* **ASSIGNMENT**: Copy out each line containing "Memoji" from the entries below.

[Element data from apps and pages]
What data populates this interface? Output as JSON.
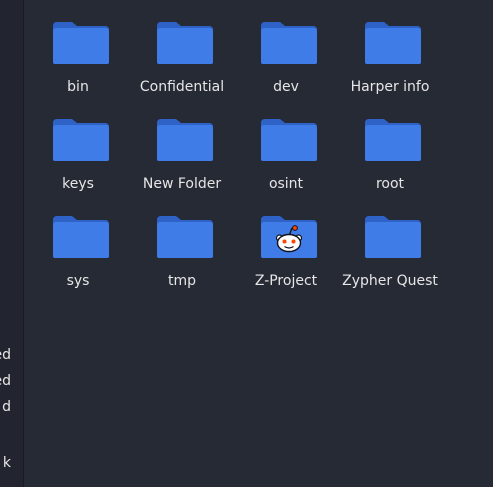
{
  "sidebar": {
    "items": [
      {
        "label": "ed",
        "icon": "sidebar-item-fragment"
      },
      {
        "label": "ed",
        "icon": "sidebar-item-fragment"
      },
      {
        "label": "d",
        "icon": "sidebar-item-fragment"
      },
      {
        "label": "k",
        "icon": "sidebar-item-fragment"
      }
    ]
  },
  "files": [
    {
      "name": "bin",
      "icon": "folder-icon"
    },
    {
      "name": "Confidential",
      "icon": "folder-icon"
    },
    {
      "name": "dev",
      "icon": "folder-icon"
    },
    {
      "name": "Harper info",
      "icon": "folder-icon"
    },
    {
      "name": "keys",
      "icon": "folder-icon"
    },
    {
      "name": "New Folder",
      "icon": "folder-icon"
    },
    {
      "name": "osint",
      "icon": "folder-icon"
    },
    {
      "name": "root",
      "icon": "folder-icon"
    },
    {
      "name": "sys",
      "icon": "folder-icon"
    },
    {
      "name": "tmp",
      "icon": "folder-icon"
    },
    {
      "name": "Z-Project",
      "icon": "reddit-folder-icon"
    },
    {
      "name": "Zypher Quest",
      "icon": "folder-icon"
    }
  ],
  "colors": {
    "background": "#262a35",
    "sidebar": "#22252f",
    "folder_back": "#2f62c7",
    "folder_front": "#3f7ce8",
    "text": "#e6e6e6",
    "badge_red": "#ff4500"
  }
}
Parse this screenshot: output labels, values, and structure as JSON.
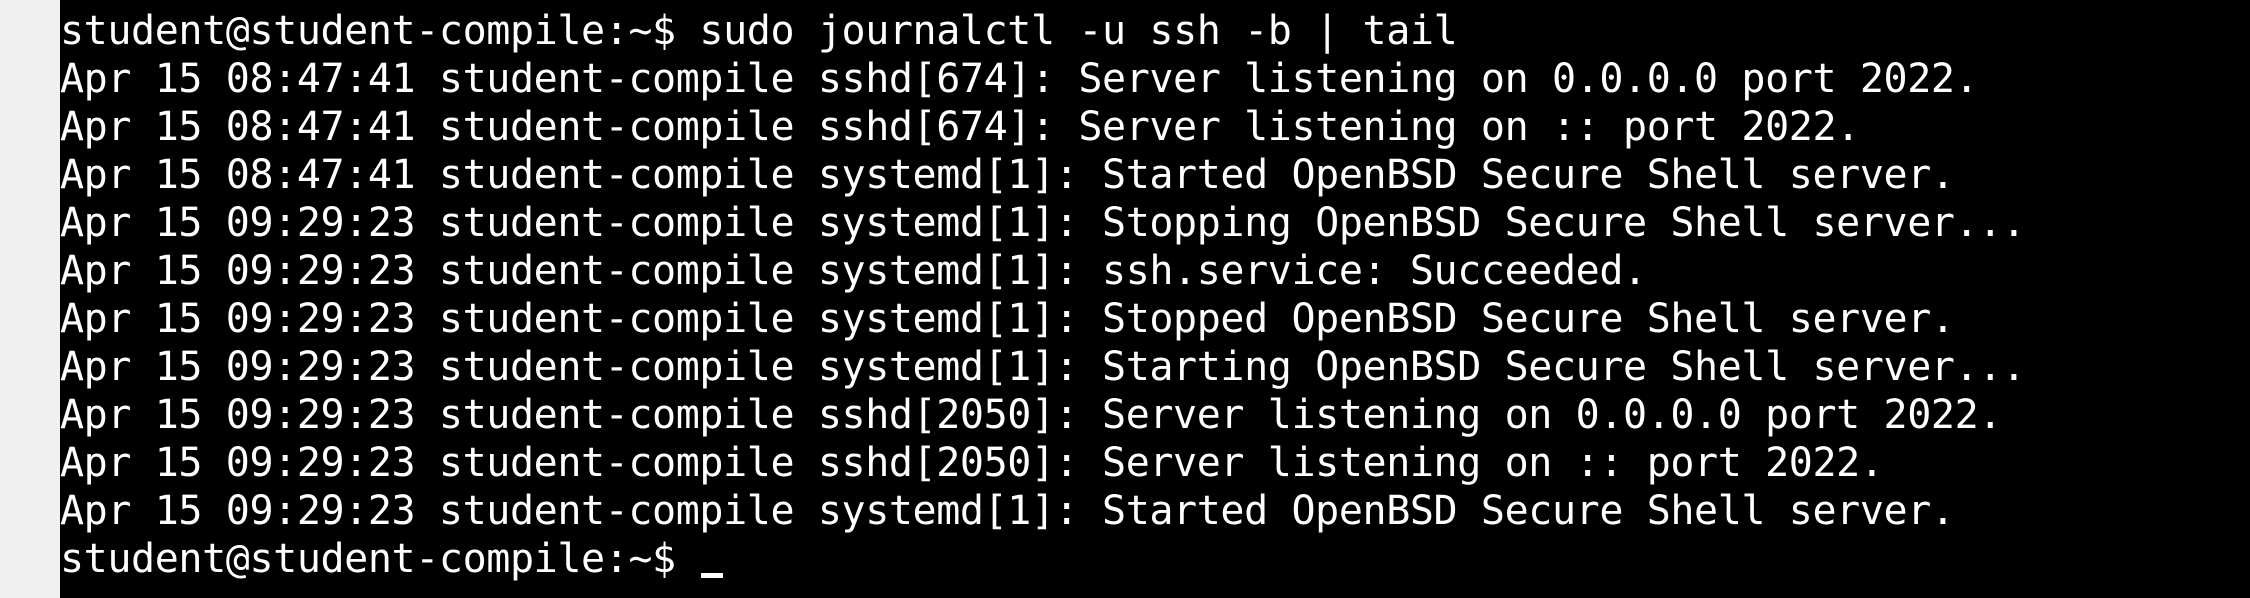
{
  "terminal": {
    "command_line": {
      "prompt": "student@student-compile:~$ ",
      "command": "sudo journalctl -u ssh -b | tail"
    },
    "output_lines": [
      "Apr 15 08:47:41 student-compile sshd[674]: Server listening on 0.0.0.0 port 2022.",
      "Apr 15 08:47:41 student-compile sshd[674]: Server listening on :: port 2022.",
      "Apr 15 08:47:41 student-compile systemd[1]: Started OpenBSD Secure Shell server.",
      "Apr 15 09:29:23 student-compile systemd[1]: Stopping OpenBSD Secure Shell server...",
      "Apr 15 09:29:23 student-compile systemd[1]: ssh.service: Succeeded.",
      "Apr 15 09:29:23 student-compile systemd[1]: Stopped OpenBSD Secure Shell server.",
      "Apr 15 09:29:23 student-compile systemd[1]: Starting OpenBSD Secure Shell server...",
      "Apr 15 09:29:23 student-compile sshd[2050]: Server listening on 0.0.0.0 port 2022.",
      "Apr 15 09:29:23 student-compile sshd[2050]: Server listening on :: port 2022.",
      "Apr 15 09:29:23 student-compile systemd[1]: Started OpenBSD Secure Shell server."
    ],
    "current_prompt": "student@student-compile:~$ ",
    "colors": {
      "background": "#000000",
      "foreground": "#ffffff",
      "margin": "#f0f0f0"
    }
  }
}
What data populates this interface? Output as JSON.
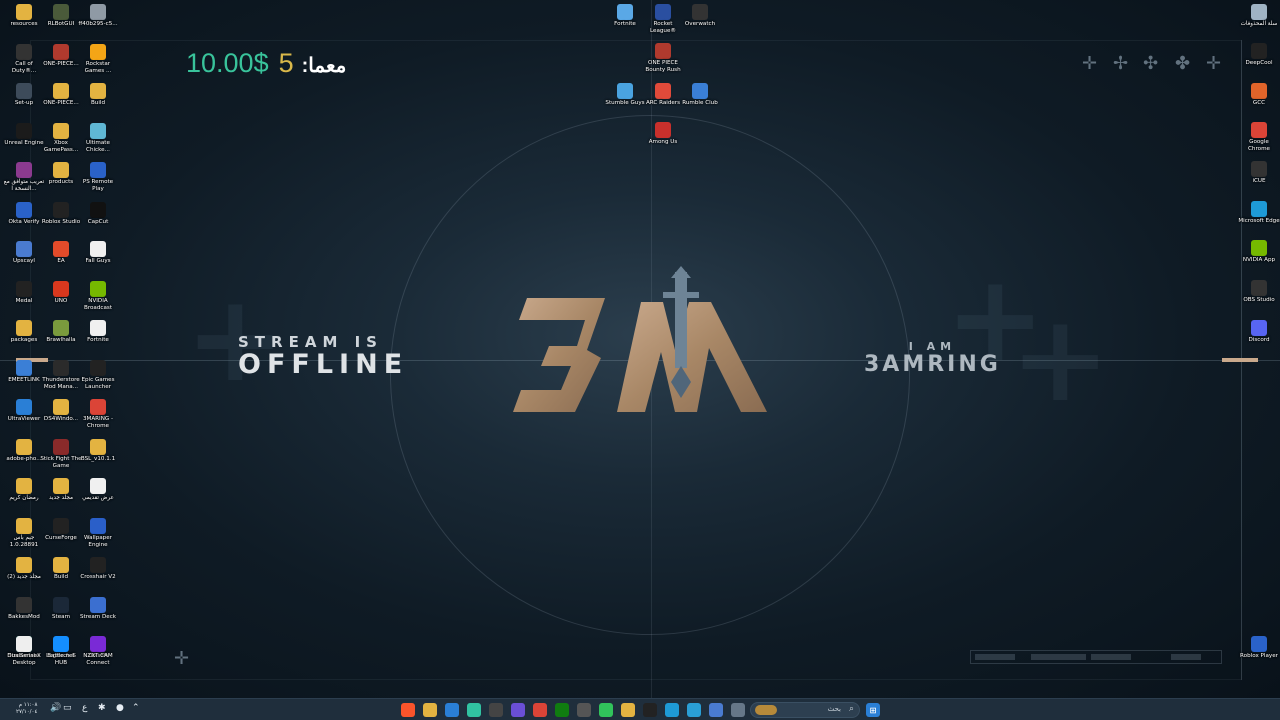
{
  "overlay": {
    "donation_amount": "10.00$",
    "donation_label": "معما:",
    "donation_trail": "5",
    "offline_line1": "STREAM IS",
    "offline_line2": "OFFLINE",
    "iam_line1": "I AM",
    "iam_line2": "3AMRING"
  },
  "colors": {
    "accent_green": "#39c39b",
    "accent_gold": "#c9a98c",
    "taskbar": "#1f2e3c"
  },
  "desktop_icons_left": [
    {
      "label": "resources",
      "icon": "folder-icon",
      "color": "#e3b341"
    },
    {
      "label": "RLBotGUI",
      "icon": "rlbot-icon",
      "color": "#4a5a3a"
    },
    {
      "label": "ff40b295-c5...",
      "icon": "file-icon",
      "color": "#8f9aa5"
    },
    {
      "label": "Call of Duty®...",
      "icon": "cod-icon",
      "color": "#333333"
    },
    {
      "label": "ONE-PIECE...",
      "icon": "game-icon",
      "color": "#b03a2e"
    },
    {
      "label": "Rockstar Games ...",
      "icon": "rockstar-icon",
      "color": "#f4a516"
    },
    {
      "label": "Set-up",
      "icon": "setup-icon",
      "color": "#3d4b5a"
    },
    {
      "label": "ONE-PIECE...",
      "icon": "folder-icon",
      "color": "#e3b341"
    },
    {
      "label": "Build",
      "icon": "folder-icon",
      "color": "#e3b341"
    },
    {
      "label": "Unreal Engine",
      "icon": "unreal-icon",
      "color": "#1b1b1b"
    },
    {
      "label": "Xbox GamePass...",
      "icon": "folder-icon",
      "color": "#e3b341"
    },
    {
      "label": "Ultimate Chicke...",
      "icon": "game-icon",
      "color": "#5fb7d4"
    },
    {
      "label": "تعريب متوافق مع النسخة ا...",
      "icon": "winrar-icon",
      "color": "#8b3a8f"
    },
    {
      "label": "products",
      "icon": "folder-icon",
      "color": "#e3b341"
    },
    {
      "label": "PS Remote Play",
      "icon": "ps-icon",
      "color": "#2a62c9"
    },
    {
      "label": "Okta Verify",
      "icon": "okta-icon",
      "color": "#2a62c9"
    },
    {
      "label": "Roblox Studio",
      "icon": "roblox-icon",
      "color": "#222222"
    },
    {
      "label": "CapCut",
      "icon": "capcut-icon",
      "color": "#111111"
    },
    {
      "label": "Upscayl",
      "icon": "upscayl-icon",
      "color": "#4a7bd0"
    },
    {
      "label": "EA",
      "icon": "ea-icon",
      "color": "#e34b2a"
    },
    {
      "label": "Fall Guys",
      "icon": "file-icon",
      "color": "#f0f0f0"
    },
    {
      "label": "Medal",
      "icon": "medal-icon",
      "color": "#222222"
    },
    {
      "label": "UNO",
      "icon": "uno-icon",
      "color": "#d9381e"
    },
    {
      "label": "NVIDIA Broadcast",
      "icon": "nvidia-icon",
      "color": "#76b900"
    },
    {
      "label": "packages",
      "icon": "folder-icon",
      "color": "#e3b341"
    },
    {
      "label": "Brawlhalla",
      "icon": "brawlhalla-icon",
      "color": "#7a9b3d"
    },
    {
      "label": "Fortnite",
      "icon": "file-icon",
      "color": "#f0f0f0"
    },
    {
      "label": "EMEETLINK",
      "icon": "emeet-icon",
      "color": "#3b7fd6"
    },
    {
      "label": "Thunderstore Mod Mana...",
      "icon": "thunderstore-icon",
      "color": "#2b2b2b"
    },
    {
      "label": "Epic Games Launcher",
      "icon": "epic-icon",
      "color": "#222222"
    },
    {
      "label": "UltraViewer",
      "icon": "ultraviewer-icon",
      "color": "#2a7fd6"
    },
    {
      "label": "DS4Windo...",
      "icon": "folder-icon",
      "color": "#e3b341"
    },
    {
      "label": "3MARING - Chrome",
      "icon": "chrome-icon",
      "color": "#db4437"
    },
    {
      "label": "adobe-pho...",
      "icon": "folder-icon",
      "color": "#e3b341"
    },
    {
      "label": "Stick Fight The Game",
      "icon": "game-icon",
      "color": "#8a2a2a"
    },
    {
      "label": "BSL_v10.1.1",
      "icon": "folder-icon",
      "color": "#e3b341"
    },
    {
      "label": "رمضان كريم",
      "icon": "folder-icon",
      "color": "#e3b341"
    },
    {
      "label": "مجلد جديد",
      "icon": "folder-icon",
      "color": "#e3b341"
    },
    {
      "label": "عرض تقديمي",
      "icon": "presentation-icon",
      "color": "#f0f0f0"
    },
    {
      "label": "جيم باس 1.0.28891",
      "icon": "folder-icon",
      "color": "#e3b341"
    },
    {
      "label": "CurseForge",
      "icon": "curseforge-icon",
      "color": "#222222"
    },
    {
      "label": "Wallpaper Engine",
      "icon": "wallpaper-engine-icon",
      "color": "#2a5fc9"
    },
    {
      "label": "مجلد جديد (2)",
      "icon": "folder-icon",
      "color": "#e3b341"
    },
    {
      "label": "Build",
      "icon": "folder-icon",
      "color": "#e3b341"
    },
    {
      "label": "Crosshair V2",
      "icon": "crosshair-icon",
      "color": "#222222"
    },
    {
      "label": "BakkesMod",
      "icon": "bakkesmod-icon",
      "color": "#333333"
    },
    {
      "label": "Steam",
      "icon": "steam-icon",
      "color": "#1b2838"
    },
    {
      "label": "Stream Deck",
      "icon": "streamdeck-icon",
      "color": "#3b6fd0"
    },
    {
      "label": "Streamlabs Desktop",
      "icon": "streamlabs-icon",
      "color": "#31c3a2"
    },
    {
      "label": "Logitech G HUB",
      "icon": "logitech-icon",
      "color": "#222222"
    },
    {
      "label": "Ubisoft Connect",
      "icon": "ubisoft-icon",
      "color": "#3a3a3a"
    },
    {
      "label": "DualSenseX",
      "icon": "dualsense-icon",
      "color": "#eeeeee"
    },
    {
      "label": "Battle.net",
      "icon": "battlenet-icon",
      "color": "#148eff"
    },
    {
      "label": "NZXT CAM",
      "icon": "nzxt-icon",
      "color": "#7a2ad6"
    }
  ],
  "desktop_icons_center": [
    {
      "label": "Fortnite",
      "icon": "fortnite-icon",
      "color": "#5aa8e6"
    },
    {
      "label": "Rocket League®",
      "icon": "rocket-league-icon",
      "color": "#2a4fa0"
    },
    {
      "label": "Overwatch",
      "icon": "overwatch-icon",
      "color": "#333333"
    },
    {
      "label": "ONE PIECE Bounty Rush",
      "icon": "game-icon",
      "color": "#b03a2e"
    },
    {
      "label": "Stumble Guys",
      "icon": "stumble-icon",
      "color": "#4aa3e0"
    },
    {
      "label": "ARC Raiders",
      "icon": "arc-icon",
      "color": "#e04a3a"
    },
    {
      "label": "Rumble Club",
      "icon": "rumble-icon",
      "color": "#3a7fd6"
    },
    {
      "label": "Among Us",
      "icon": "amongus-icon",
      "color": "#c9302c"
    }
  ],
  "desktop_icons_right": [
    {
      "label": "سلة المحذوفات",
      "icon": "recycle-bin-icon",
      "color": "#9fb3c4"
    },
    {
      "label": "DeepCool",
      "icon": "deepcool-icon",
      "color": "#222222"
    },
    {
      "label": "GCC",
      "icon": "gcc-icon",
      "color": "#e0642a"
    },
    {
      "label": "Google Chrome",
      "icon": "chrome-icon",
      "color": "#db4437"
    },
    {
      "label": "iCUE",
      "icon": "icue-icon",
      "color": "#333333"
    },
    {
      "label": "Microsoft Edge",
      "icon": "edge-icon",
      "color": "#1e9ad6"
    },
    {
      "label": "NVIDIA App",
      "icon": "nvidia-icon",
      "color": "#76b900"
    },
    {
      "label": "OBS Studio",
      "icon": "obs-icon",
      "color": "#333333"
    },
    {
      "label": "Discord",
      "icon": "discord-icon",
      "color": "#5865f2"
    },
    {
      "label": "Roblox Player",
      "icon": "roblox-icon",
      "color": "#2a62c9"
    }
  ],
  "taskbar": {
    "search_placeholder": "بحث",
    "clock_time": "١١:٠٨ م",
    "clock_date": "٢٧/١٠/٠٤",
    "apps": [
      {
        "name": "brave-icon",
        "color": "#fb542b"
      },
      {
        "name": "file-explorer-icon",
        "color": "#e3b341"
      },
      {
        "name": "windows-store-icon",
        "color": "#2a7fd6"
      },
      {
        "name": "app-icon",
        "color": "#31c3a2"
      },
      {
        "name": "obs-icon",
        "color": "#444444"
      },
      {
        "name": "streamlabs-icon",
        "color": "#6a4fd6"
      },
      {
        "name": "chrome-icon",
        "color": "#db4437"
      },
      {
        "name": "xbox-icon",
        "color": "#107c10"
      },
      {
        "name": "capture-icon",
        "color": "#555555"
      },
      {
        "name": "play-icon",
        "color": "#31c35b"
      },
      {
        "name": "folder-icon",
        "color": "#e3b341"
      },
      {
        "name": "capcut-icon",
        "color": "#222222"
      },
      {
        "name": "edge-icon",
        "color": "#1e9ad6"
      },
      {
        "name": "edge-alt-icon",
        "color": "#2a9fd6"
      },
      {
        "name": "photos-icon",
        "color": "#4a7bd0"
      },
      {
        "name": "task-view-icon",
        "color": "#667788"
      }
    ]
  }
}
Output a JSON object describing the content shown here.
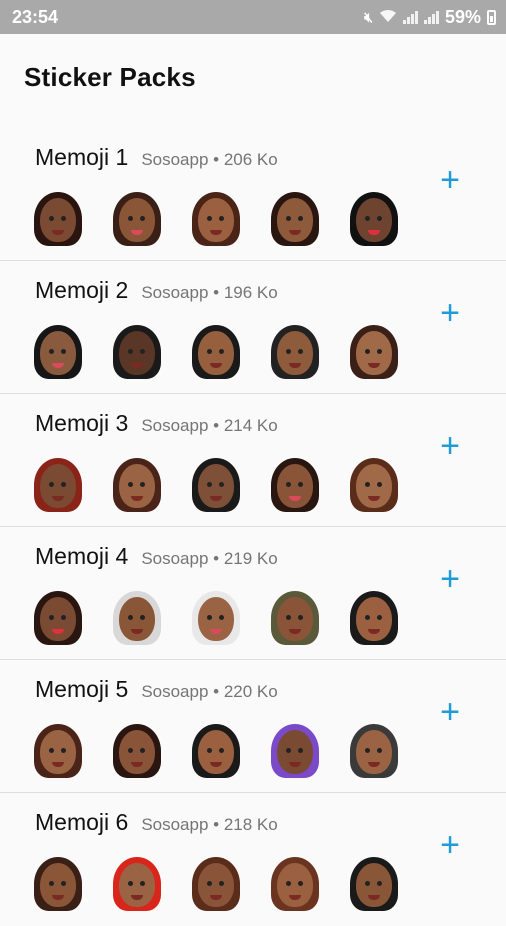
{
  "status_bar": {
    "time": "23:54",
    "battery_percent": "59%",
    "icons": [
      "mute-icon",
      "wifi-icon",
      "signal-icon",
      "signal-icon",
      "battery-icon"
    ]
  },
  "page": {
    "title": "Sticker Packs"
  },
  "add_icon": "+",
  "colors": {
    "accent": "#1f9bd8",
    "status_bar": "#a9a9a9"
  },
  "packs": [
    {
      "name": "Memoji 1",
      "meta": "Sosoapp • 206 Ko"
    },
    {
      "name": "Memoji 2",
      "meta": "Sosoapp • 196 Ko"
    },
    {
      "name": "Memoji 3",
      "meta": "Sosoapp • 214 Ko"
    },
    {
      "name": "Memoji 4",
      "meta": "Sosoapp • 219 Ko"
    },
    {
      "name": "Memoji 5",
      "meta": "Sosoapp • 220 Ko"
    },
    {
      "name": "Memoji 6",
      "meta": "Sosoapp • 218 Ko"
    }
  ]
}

* **RESPONSE FOR THIS EXERCISE**:
      "name": "Memoji 1",
      "name": "Memoji 2",
      "name": "Memoji 3",
      "name": "Memoji 4",
      "name": "Memoji 5",
      "name": "Memoji 6",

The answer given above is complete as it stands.